Your assignment: Please work out how many lines of this material include "name", and answer with that number by itself.

Segment Open

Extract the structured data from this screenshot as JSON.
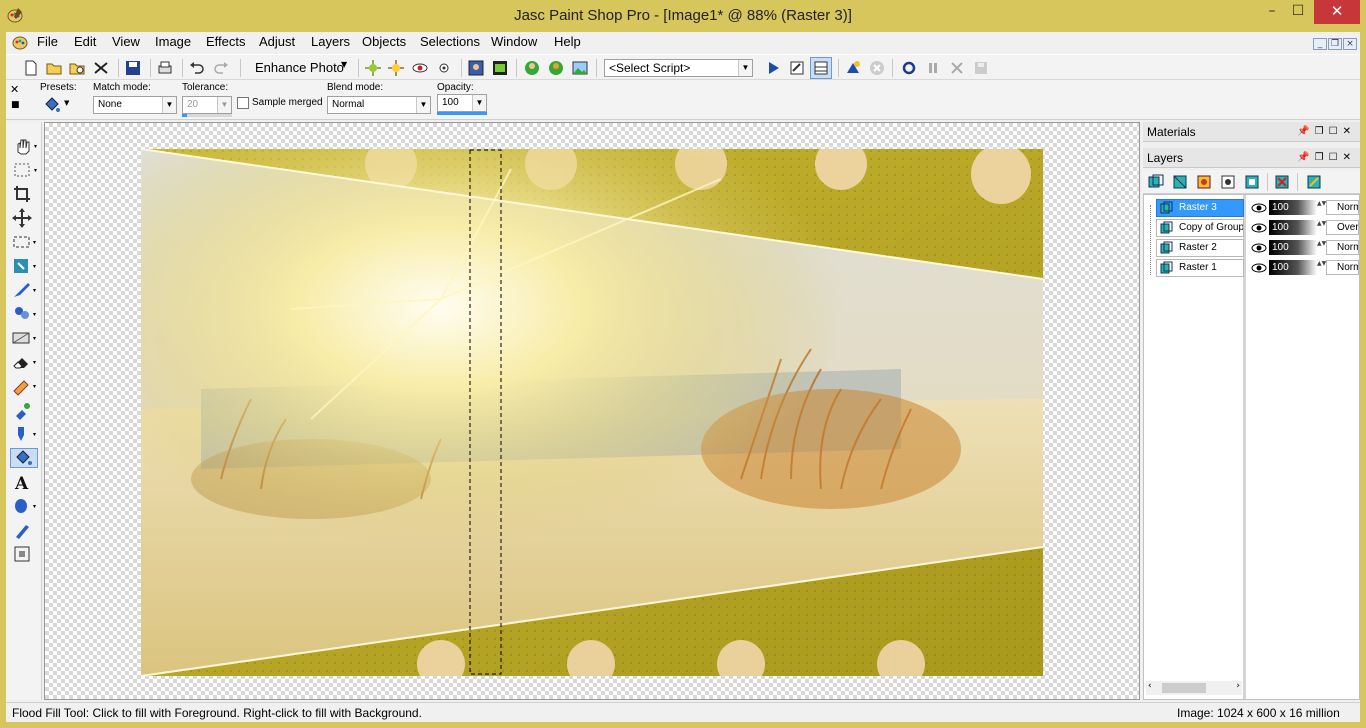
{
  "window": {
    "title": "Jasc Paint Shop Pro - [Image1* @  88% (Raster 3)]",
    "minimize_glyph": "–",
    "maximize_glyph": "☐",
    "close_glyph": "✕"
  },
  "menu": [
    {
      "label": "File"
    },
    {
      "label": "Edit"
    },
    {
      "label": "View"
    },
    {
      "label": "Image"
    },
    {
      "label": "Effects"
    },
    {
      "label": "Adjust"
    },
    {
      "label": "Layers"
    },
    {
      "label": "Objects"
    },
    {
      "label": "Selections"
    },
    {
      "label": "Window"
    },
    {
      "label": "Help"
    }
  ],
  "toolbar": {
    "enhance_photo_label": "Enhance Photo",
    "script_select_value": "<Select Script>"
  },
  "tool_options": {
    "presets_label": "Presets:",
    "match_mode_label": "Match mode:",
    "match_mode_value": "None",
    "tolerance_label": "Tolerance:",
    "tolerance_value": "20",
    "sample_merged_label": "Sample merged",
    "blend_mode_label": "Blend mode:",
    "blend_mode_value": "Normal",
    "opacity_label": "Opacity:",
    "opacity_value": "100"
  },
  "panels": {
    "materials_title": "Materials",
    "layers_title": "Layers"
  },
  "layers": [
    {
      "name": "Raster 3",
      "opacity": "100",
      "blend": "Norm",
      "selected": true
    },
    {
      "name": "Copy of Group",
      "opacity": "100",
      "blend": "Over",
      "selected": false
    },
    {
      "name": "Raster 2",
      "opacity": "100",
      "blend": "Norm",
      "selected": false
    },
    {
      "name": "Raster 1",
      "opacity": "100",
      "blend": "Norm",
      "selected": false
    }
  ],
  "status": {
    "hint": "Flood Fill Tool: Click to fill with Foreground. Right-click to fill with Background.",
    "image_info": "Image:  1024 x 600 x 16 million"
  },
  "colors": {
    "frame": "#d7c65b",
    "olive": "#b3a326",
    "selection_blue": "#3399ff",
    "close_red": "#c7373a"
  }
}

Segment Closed

Answer for this exercise: 4